At the very least, there are more vendors for your family to work with as they settle your estate.
Easy Doesn't = Best
Just because you can quickly sign up with an online broker or easily invest as little as $5 on an app doesn't mean you should.
Keeping things simple is your best approach when it comes to your money and asset allocation.
While you may need several types of accounts, i.e., a 401(k), IRA, education savings, and a taxable brokerage account, you likely don't need them spread over several investment firms.
Consider choosing a single mutual fund company or discount brokerage firm to hold your investing funds outside your current company-sponsored tax advantaged account.
If you change jobs, roll your 401(k) or 403(b) into either your new employer's retirement plan or into an individual retirement account at your fund company or brokerage service.
Simplifying the number of accounts and investment firms you manage can help you confidently make financial decisions because you won't chase information.
Another added benefit of consolidating your investments is that you'll get additional premium services as your balance grows.
For example, my husband and I have the bulk of our savings with Vanguard.
As our investments grew through savings, 401(k) rollovers, and market increases, we were offered access to a financial planner for free, lower cost share classes, and more free brokerage account trades than I'll ever use in a year. Other providers offer similar perks.
The longer you wait to simplify, the more difficult it will be.
Taxable accounts and annuities, in particular, can be challenging to move.
Mutual funds held with the fund company generally must be sold if you switch companies, creating a taxable transaction.
Income on annuities is taxable upon withdrawal unless rolling the proceeds into another annuity.
Why You Might Want Multiple Investment Brokers
In most cases, simplicity is better.
Still, just like some of you benefit from multiple bank account providers, some of you will enjoy advantages utilizing more than one brokerage company to achieve your financial goals.
Some investors decide to use more than one broker to access specific funds or asset classes. These may include a particular index fund, exchange-traded fund, or cryptocurrency.
Others still chase incentives for opening an account. Or because they're trading frequently or looking to become a day trader. But they aren't the norm.
Should You Have Multiple Investment Accounts?
The bottom line, our lives are complicated enough.
For most of us, there isn't any need to add complexity to our financial decisions with numerous brokerage accounts outside of our tax advantage retirement accounts.
Still, if you see an advantage to using more than one broker to achieve a financial goal, try to keep the number low. And use a service such as Empower to help you track all your investments.
Keeping as many of your various types of brokerage accounts in a single location will go a long way toward simplifying your financial life.
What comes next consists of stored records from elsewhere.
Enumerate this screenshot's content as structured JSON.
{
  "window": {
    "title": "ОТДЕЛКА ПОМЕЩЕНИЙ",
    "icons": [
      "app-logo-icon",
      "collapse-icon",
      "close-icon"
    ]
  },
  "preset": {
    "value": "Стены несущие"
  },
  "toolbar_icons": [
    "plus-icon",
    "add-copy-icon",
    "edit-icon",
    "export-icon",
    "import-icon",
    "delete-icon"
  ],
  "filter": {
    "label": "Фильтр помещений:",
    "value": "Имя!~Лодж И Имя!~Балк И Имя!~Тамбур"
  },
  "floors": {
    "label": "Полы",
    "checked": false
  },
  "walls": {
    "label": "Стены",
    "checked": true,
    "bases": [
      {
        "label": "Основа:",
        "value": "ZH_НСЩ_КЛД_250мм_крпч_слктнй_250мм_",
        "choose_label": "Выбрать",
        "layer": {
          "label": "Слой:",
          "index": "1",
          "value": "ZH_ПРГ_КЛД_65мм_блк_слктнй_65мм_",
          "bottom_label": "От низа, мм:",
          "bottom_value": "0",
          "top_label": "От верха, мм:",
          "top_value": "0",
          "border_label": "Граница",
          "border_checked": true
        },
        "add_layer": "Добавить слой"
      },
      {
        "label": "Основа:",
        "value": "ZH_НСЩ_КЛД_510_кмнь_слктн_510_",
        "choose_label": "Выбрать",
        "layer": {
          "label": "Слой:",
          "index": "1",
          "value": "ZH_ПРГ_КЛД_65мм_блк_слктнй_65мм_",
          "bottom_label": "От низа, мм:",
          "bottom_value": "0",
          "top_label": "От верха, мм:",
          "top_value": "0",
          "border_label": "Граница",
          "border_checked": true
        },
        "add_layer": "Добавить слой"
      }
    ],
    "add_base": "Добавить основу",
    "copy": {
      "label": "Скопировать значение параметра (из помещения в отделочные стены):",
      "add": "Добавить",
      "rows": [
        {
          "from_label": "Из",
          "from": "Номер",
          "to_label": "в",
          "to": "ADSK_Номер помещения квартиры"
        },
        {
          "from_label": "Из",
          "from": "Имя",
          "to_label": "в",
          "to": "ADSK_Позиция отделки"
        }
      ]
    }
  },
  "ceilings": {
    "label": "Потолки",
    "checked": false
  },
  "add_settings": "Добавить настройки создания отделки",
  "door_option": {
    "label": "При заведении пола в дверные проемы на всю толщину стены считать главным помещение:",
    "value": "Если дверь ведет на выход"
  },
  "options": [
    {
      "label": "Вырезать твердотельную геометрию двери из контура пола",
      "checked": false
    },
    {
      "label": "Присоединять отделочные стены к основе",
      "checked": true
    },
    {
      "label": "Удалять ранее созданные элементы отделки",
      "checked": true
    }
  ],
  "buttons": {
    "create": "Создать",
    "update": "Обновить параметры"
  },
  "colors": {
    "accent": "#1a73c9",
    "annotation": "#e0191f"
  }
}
Julie is the author of “Save Yourself: Your Guide to Saving for Retirement and Building Financial Security.” She's a twenty-five-year veteran of the financial services industry, where she managed billions of dollars for both individuals and institutions. Julie retired at the age of fifty-one. Her book, “Save Yourself,” is a comprehensive guide to saving for retirement and shoring up your financial security so you can do whatever it is you want.